• Online travel booking platform,   Expedia, released first quarter results. Gross bookings tumbled 39% to $17.9 billion. Revenue fell 15% to   $2.21 billion, and the adjusted net loss increased 545% to $285 million,   translating to a loss of $1.83 per share. Gross margins fell 8.1% to 71.5%   and the operating margin is thin at 6.13%.

  • Lodging   revenue was 10% lower, as room nights stayed fell 14% in the quarter. This   was partially offset by a 5% increase in revenue per room night.

  • Air-ticket   revenue dropped 56%, as revenue per ticket and number of air tickets sold   fell 41% and 26% respectively.

  • Advertising   and media revenue dropped 23% too.

  • As a   percentage of total revenue, lodging accounted for 69%, advertising and media   accounted for 9%, air accounted for 5% and all other revenues accounted for   the remaining 17%.

  • The cost of   revenue increased 28% y-o-y due to an increase in bad debt expenses related   to future collection risk, as well as higher cloud expenses.

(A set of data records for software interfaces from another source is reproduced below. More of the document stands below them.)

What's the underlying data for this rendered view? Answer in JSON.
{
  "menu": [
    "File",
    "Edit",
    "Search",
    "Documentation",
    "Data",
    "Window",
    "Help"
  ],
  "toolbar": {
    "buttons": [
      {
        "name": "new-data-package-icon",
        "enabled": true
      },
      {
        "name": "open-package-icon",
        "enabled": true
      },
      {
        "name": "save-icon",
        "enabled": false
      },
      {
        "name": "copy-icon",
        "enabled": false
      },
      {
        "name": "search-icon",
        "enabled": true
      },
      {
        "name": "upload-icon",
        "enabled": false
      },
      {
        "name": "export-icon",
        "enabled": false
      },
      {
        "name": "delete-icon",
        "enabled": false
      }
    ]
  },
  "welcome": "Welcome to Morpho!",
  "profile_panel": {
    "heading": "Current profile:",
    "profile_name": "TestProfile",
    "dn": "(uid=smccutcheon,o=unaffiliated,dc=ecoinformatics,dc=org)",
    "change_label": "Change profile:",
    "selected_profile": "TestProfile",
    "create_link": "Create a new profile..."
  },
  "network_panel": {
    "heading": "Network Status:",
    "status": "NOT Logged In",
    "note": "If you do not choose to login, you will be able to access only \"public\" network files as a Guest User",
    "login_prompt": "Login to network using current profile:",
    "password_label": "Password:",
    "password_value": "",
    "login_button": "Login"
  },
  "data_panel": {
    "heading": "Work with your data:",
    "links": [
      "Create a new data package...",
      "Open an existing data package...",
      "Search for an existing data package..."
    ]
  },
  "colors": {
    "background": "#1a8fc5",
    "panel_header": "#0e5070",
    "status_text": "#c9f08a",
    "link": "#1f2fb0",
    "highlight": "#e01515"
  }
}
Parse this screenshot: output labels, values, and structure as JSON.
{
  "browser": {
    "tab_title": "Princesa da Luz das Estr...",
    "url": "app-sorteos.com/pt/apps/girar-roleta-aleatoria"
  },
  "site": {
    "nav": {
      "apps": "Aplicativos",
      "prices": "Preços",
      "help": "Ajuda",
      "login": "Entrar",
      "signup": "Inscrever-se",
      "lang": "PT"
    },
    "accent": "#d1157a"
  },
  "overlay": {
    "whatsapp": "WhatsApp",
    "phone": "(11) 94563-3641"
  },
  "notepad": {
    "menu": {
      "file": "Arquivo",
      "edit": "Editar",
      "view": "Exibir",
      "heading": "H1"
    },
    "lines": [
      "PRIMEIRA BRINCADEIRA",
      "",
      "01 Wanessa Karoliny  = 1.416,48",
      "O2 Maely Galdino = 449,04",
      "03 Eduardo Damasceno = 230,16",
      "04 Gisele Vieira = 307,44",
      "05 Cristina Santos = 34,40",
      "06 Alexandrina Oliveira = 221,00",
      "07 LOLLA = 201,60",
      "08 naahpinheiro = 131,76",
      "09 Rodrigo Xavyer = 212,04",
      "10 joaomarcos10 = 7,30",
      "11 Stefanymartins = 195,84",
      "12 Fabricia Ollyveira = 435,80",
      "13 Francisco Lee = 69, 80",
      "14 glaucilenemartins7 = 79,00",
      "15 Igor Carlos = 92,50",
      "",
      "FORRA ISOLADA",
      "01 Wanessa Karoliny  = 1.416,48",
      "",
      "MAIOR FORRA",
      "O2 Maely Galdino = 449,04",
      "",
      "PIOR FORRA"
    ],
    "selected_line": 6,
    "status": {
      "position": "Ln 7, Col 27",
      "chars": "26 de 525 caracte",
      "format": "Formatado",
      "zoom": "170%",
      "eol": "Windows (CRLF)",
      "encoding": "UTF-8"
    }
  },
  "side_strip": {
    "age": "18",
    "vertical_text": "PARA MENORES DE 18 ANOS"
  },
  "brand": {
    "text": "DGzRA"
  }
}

  • The company   also impaired intangible assets and goodwill to the tune of $886 million.

  • The company   had cash, cash equivalents and short-term investments totalling $4.1 billion   at the end of March. However consolidated free cash flow totalled a negative   $1.1 billion, decreasing $2.9 billion in the first quarter compared to the   prior year due to working capital requirements. This means the company is   likely to burn through its cash holdings relatively quickly should business   not improve. Debt levels increased by 5.01% due to a revolving credit   facility.

  • Covid-19   effects only moderately impacted gross bookings in January as it was largely   limited to the Asia Pacific region. In February, gross bookings declined   year-on-year as the virus spread in Europe over that month. North America,   the largest region for Expedia, was hit with negative gross bookings (ie:   cancellations exceeded bookings) in March only.

  • Also   mentioned on the earnings call, was that due to a change in Google’s search   algorithm, Expedia is less visible on search results. This means it has to   fork out more for paid advertising (to Google) going forward. CEO Peter Kern   (no relation) said they’ve chased unhealthy growth over the years, and Google   and other performance marketing channels have tried to disintermediate them.

  • The company   also raised nearly $4 billion in capital in April. $1.2 billion came from   private equity firms Silver Lake and Apollo Global and another $2.75 billion   came from unsecured senior notes that were issued.

  • During the quarter the Group repurchased 3.4 million shares of Expedia for $370 million (ex-transaction costs) at an average of $109.88 per share. The have since suspended buybacks and dividends, and the company has also cancelled its guidance.